:: DATASET RECORDS ::

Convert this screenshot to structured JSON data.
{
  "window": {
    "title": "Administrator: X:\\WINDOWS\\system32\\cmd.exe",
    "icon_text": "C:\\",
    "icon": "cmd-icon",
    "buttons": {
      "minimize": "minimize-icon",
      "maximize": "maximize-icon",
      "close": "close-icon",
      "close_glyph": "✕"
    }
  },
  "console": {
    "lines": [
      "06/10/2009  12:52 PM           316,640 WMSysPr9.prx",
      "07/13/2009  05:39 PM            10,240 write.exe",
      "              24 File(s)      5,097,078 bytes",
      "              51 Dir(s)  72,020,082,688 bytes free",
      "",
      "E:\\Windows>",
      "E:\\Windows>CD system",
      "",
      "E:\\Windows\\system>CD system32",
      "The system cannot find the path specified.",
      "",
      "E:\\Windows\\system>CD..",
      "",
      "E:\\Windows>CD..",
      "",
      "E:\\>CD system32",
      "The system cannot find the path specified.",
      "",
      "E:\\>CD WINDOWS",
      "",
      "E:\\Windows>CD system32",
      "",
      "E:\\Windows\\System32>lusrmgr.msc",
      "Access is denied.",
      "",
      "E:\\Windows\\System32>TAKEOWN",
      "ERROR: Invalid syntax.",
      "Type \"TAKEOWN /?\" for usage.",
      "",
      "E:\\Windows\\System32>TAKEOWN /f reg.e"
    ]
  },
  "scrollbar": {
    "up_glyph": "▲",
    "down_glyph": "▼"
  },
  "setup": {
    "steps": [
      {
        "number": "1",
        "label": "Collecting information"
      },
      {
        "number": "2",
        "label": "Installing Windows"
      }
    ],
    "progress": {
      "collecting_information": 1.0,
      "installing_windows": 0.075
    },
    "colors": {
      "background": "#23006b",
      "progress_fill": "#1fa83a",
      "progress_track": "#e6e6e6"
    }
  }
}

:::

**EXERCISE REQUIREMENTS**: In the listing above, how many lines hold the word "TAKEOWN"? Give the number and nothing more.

**RESPONSE FOR THIS EXERCISE**: 3